Rutgers Study Helps People Uncover New Thyroid Cancer Mutations

New Brunswick N. J. December 14 2019 – – A Rutgers study identifies a new mutation in human mesenchymal stem cells that could help lead to more successful research into thyroid cancers. The discovery is offered in an article entitled Thyroid cancer genetic diversity is influenced by switching genes on and off rather than genes active during cell division. The study led by researchers at Rutgers Cancer Institute of New Jersey and published in Nature demonstrates that human mesenchymal stem cells are subject to genetic switches called epigenetics which represent natural changes to DNA that are able to regulate gene expression. Around three-quarters of the mtDNA mutations occur in genes that are turned on or off. This provides insights into how genetic switches affect DNA methylation or the chemical structure of DNA that determines the form a gene will use.

Human mesenchymal stem cells are invaluable because they can divide indefinitely. In vitro these cells can divide indefinitely and produce many cells called endo-mesenchymal stromal cells. Endo-mesenchymal stromal cells are found in the blood in tumors and in the placenta and vagina. Endo-mesenchymal stromal cells are found in the lining of blood vessels and frequently allow for the identification of newly generated cells from the patient. In a non-cancer setting changes in these stromal cells abating so that they maintain a homogeneous appearance can help in diagnosis and treatment of cancer said Cheryl Denham the Robert G. Jeffery Professor of Lymphoma and a member of the Rutgers Cancer Institute where she is Director of the Department of Oncology Developmental Cell Culture and Stem Cell Biology.

The study showed that endo-mesenchymal stem cells are capable of adjusting their epigenetic state and create a genetic switch to activate switch genes on during cell division. The researchers are able to show that one of the genes that is activated during cell division is the marker BDNF1. BDNF1 catalyzes the transformation of genes that are active when cells divide accronotoxin is produced.
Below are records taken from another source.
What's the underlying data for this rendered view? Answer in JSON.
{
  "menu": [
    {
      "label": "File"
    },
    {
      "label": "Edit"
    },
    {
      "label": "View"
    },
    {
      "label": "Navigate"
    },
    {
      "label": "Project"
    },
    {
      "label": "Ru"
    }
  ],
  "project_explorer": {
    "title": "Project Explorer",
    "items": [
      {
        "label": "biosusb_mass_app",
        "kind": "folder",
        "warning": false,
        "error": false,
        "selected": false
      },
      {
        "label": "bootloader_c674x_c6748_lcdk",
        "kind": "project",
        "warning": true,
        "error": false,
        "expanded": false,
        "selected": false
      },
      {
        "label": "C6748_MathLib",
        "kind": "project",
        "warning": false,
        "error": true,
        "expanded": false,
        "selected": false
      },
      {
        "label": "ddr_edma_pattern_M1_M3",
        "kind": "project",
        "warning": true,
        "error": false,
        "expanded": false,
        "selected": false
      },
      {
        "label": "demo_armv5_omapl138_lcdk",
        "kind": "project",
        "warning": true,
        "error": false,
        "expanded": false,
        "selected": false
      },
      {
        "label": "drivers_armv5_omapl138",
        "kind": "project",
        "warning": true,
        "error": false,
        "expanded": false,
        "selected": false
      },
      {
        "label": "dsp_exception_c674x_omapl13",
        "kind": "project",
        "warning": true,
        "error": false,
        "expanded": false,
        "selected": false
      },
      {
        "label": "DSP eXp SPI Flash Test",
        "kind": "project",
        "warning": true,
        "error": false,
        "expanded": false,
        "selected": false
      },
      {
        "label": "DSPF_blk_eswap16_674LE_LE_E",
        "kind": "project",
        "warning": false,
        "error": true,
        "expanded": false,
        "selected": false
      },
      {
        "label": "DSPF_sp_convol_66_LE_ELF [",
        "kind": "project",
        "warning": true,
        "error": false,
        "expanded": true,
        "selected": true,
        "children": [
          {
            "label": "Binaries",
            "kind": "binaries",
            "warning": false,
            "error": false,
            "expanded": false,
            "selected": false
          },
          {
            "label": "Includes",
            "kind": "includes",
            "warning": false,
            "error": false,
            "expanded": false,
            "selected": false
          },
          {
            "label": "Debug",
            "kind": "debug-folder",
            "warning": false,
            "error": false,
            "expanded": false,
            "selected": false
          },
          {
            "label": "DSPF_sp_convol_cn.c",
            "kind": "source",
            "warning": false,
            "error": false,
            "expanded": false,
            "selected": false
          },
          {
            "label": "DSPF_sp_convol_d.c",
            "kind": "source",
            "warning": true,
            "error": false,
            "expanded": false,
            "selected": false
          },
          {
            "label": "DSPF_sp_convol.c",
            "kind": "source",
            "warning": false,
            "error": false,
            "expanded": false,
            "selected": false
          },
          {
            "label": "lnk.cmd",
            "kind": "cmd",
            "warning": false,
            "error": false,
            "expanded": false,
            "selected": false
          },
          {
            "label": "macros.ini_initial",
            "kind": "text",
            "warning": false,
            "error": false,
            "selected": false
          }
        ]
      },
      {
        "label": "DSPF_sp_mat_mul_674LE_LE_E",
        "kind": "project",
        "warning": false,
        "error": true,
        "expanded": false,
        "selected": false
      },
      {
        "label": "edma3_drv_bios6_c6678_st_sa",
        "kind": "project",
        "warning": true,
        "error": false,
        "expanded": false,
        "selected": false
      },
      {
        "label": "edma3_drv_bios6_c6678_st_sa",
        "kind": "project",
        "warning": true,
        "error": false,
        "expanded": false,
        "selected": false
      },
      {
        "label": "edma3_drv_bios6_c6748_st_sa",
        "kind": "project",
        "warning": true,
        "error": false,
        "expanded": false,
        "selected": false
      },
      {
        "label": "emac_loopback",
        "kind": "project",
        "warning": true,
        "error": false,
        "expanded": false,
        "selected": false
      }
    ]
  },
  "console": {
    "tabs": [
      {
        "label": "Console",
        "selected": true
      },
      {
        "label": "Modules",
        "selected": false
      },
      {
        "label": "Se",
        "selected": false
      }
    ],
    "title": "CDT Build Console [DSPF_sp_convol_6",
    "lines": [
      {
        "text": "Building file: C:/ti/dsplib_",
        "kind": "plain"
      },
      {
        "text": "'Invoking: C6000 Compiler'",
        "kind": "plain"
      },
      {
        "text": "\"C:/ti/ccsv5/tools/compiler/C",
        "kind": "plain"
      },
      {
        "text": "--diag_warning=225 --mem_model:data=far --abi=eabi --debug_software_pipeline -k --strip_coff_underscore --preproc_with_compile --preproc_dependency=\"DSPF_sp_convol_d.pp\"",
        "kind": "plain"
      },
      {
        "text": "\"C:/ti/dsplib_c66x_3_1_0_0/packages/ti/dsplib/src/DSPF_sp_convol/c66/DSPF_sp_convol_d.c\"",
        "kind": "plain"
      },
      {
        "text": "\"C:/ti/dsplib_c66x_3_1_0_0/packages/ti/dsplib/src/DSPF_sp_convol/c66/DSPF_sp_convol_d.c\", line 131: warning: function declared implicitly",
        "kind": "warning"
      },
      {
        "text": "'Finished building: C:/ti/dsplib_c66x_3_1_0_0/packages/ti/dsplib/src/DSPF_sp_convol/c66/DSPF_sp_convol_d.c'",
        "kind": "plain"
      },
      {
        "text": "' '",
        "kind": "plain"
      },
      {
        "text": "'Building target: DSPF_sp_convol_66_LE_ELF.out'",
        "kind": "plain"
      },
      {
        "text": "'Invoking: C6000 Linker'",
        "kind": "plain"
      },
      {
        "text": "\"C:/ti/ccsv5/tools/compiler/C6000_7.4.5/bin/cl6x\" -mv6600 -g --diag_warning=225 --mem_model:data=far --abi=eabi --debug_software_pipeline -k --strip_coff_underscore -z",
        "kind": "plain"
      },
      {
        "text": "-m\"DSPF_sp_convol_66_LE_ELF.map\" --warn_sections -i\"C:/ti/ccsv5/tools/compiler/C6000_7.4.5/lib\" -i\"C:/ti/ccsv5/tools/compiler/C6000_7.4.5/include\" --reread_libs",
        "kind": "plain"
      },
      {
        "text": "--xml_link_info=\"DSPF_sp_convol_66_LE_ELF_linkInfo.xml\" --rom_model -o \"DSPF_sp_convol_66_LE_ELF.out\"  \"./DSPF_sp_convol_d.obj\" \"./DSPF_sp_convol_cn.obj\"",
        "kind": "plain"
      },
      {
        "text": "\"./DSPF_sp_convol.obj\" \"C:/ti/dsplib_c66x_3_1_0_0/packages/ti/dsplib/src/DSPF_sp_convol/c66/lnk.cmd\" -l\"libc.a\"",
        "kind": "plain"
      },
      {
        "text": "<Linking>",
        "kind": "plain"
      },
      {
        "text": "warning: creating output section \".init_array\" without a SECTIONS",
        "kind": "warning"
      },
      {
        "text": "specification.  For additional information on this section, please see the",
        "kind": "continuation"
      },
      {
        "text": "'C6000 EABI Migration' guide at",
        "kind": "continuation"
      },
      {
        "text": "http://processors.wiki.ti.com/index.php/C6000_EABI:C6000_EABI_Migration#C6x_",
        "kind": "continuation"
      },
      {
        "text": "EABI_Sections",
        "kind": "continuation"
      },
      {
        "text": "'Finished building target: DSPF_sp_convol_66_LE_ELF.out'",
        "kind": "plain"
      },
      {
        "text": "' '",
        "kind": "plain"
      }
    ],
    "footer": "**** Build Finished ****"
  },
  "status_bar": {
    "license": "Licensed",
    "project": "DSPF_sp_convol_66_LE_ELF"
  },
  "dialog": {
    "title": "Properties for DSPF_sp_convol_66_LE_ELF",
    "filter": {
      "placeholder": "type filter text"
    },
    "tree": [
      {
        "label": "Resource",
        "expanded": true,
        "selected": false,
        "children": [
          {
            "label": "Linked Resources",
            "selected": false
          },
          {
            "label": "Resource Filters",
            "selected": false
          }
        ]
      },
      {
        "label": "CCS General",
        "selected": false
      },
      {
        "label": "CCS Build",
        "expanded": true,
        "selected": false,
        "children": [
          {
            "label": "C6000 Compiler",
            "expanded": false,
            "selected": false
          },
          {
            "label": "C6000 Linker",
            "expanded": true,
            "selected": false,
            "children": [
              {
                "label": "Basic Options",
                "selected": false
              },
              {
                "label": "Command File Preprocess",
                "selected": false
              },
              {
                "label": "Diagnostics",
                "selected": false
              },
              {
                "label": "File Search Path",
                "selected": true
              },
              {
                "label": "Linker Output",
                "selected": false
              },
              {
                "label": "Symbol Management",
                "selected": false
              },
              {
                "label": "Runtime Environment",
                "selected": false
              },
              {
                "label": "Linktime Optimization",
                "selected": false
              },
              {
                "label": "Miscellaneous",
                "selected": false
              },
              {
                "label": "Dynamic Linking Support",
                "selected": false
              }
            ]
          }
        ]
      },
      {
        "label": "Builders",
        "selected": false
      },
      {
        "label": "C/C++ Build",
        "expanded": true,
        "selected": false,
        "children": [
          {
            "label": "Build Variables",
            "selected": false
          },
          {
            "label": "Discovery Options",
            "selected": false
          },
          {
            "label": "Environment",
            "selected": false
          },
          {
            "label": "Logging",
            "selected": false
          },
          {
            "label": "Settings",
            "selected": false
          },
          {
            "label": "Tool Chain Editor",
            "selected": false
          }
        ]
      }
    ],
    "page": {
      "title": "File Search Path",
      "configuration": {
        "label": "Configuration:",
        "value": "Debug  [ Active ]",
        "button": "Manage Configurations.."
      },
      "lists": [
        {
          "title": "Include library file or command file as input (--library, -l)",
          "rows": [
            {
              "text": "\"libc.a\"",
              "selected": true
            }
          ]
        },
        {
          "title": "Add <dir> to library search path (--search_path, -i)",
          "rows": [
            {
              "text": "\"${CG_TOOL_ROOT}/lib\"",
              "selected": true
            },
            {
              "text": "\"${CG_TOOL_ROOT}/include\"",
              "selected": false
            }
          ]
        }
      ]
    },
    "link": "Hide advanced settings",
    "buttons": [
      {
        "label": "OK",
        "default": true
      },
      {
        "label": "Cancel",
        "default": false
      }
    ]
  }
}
Our work provides a mechanistic explanation for how these essential thyroid genes can be controlled and why they are sensitive to epigenetic controls. BDNF1 is the target of those regulate gene switches that changed in the thyroid gland; it was not a gene we expected to discover. The BDNF1 mutation identified in this study underscores the importance of understanding thyroid cancer genes particularly those we have discovered said first author Stephen J. Rajoy a doctoral candidate in the lab of Denham.

Learning more about endo-mesenchymal stem cells – mesenchymal stem cells – understanding their role in thyroid cancer research will expand the research landscape and enhance the ability to study thyroid cancer in a more well-studied mouse model.